Investors Look to Businesses That Make it Faster and Easier to Sell a House

Wall Street Journal writers Laura Kusisto and Rolfe Winkler reported last week that, “Real-estate listings company Zillow Group is getting into the business of buying and flipping homes, a risky and untested business model for the online service that could disrupt the traditional brokerage business.

“Zillow said Thursday it will purchase homes from consumers in Las Vegas and Phoenix, renovate them and aim to flip them within 90 days. The company initially plans to hold 300 to 1,000 homes by the end of the year, which amounts to an investment in the $75 million to $250 million range.

“Zillow executives said they aren’t looking to get rid of real-estate agents, who generate revenue for its listings business by purchasing ads and customer leads. Instead, they say they have handpicked agents to work on the transactions in its ‘Zillow Instant Offers’ business.”
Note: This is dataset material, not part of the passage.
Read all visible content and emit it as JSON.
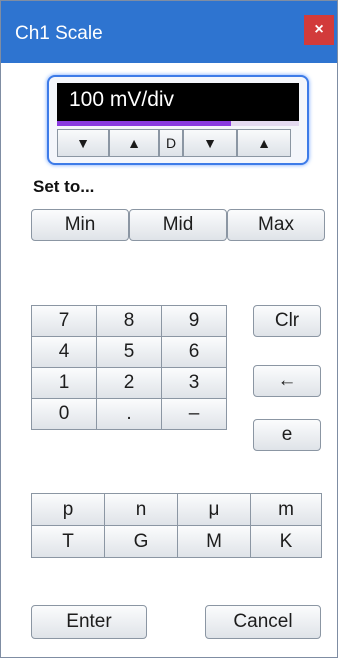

The Journal article stated, “Nonetheless, agents are much less essential to these quick-flip transactions, which are powered by technology rather than face-to-face interactions. This is the latest in a string of new technologies and businesses that are threatening to disrupt the multibillion-dollar residential brokerage business and the livelihood of tens of thousands of Realtors.

“Zillow is following other competitors, including Open Door Labs Inc. and Redfin Corp., into the sales business. Zillow executives say consumers are used to smaller transactions that are virtually seamless thanks to technology.

“Those same consumers are increasingly impatient with the process of selling a home, which can include investing money and time in repairs, putting up with repeated showings and worrying whether their current home will sell before they close on a new one.”

More broadly, last week’s Journal article added, “Home prices hit a record in late 2016 and have continued to climb at roughly twice the rate of incomes and three times the rate of inflation ever since, raising questions about how long such gains are sustainable. Moreover, rising mortgage rates and a tax code that is less favorable to homeownership are also headwinds to demand in the coming months and years.”

This entry was posted in Real Estate Law. Bookmark the permalink. Both comments and trackbacks are currently closed.